The final layer of security would be placing an alarm on doors to the pool area (or on the gate to the pool). Alarms are only required by law for doors leading directly to the pool area. However, if you have young children, it may be smart to alarm doors leading to the outdoors area even if there is a fence between the door and the pool. Fence gates can also be alarmed so that an adult is immediately notified if a child is attempting to get through the gate.
Be Prepared to Save a Life
If you own a pool or spend a lot of time around the water, it pays to know how to save a life. This means having the right tools and knowledge in case of an emergency.
If you own a pool, make sure that you have life-saving equipment on hand and readily available. Make sure that you have a floatation device with a rope attached, in case someone is drowning. For smaller pools, a life hook is perfect. A life hook is a large hook that attaches to your pool pole (or another pole that comes with it) and can be used to reach out and snag a person in distress, even if they don’t have the ability to grab onto a floatation device.

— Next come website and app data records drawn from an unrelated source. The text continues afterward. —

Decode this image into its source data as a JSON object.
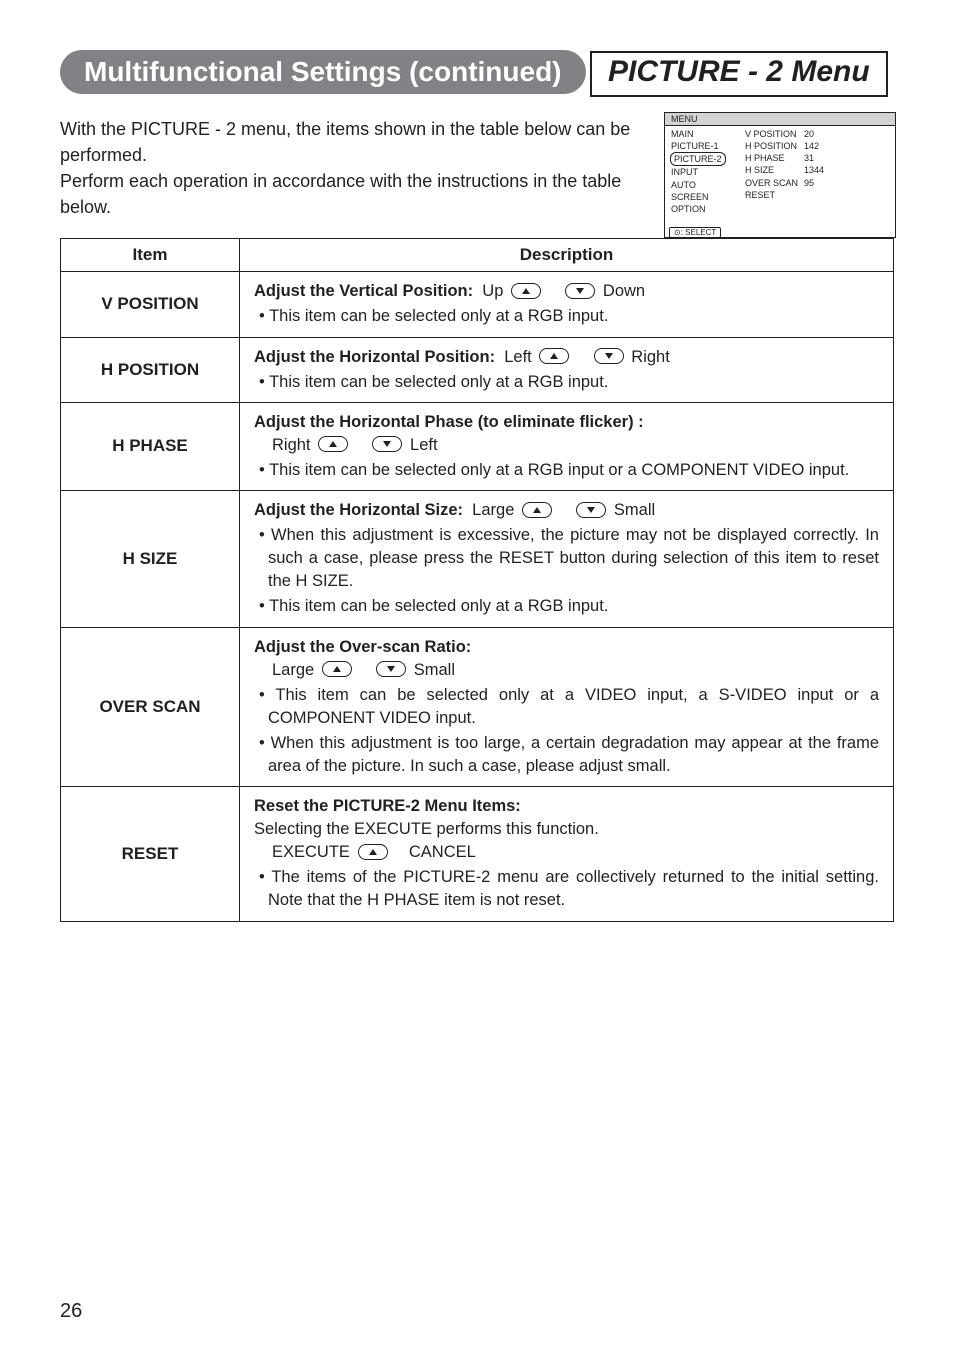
{
  "header": "Multifunctional Settings (continued)",
  "section_title": "PICTURE - 2 Menu",
  "intro_line1": "With the PICTURE - 2 menu, the items shown in the table below can be performed.",
  "intro_line2": "Perform each operation in accordance with the instructions in the table below.",
  "menu_preview": {
    "title": "MENU",
    "left": [
      "MAIN",
      "PICTURE-1",
      "PICTURE-2",
      "INPUT",
      "AUTO",
      "SCREEN",
      "OPTION"
    ],
    "selected_index": 2,
    "right": [
      {
        "label": "V POSITION",
        "value": "20"
      },
      {
        "label": "H POSITION",
        "value": "142"
      },
      {
        "label": "H PHASE",
        "value": "31"
      },
      {
        "label": "H SIZE",
        "value": "1344"
      },
      {
        "label": "OVER SCAN",
        "value": "95"
      },
      {
        "label": "RESET",
        "value": ""
      }
    ],
    "footer": ": SELECT"
  },
  "table": {
    "headers": {
      "item": "Item",
      "desc": "Description"
    },
    "rows": [
      {
        "item": "V POSITION",
        "lead": "Adjust the Vertical Position:",
        "a": "Up",
        "b": "Down",
        "notes": [
          "• This item can be selected only at a RGB input."
        ]
      },
      {
        "item": "H POSITION",
        "lead": "Adjust the Horizontal Position:",
        "a": "Left",
        "b": "Right",
        "notes": [
          "• This item can be selected only at a RGB input."
        ]
      },
      {
        "item": "H PHASE",
        "lead": "Adjust the Horizontal Phase (to eliminate flicker) :",
        "a": "Right",
        "b": "Left",
        "ab_newline": true,
        "notes": [
          "• This item can be selected only at a RGB input or a COMPONENT VIDEO input."
        ]
      },
      {
        "item": "H SIZE",
        "lead": "Adjust the Horizontal Size:",
        "a": "Large",
        "b": "Small",
        "notes": [
          "• When this adjustment is excessive, the picture may not be displayed correctly. In such a case, please press the RESET button during selection of this item to reset the H SIZE.",
          "• This item can be selected only at a RGB input."
        ]
      },
      {
        "item": "OVER SCAN",
        "lead": "Adjust the Over-scan Ratio:",
        "a": "Large",
        "b": "Small",
        "ab_newline": true,
        "notes": [
          "• This item can be selected only at a VIDEO input, a S-VIDEO input or a COMPONENT VIDEO input.",
          "• When this adjustment is too large, a certain degradation may appear at the frame area of the picture. In such a case, please adjust small."
        ]
      },
      {
        "item": "RESET",
        "lead": "Reset the PICTURE-2 Menu Items:",
        "extra": "Selecting the EXECUTE performs this function.",
        "exec_a": "EXECUTE",
        "exec_b": "CANCEL",
        "notes": [
          "• The items of the PICTURE-2 menu are collectively returned to the initial setting. Note that the H PHASE item is not reset."
        ]
      }
    ]
  },
  "page_number": "26"
}
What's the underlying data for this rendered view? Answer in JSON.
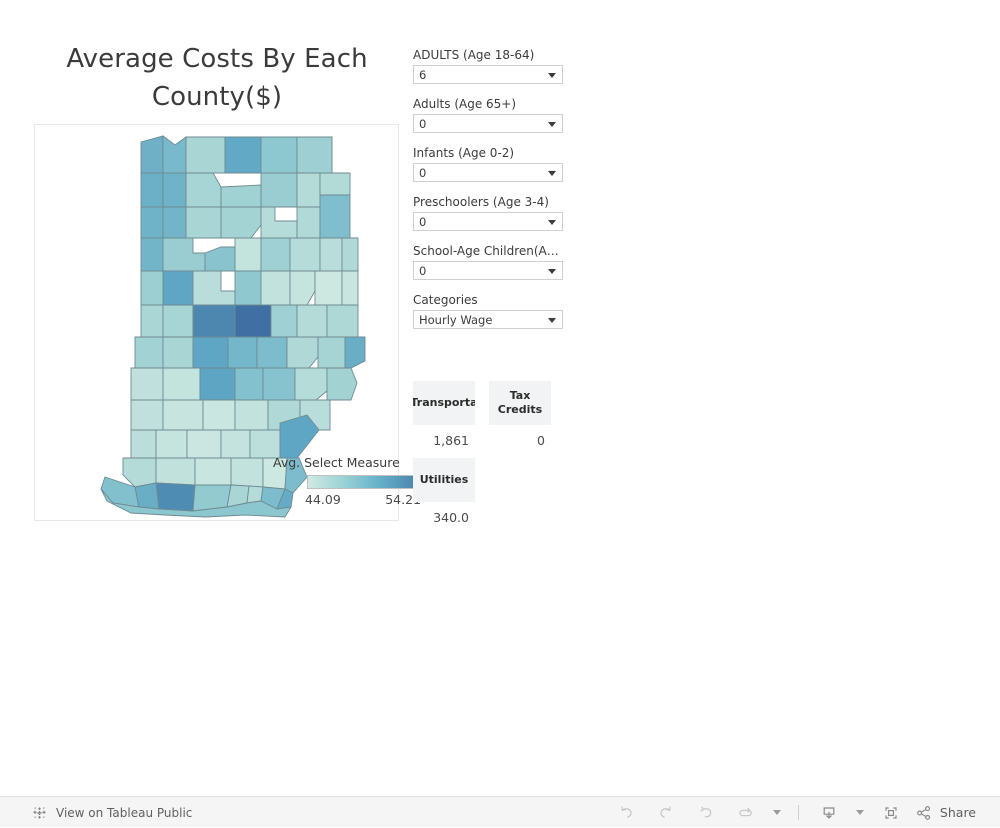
{
  "dashboard": {
    "title": "Average Costs By Each County($)"
  },
  "map": {
    "region": "Indiana",
    "legend": {
      "title": "Avg. Select Measure",
      "min": "44.09",
      "max": "54.21",
      "gradient_start": "#cfe9e2",
      "gradient_end": "#4a82ac"
    }
  },
  "filters": [
    {
      "label": "ADULTS (Age 18-64)",
      "value": "6"
    },
    {
      "label": "Adults (Age 65+)",
      "value": "0"
    },
    {
      "label": "Infants (Age 0-2)",
      "value": "0"
    },
    {
      "label": "Preschoolers (Age 3-4)",
      "value": "0"
    },
    {
      "label": "School-Age Children(Age…",
      "value": "0"
    },
    {
      "label": "Categories",
      "value": "Hourly Wage"
    }
  ],
  "metrics": [
    {
      "name": "Transporta",
      "value": "1,861"
    },
    {
      "name": "Tax Credits",
      "value": "0"
    },
    {
      "name": "Utilities",
      "value": "340.0"
    }
  ],
  "footer": {
    "view_label": "View on Tableau Public",
    "share_label": "Share"
  }
}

It is a good idea for adults and older children to be first-aid certified, with the appropriate skills to perform CPR is necessary. Also, make sure that a phone is always nearby in case someone needs to call 911. Even young children can be trained to make an emergency call that could save a life.
Make Sure Your Pool is Safe
If you want to make sure your pool is safe, The Pool Butler will be happy to help! We can help maintain your pool so that the water is clean, and the pool floor and deck are not slippery. We can also help with the installation of motorized pool covers and pool alarms. Just contact us to learn more. Here’s to a safe summer swim season!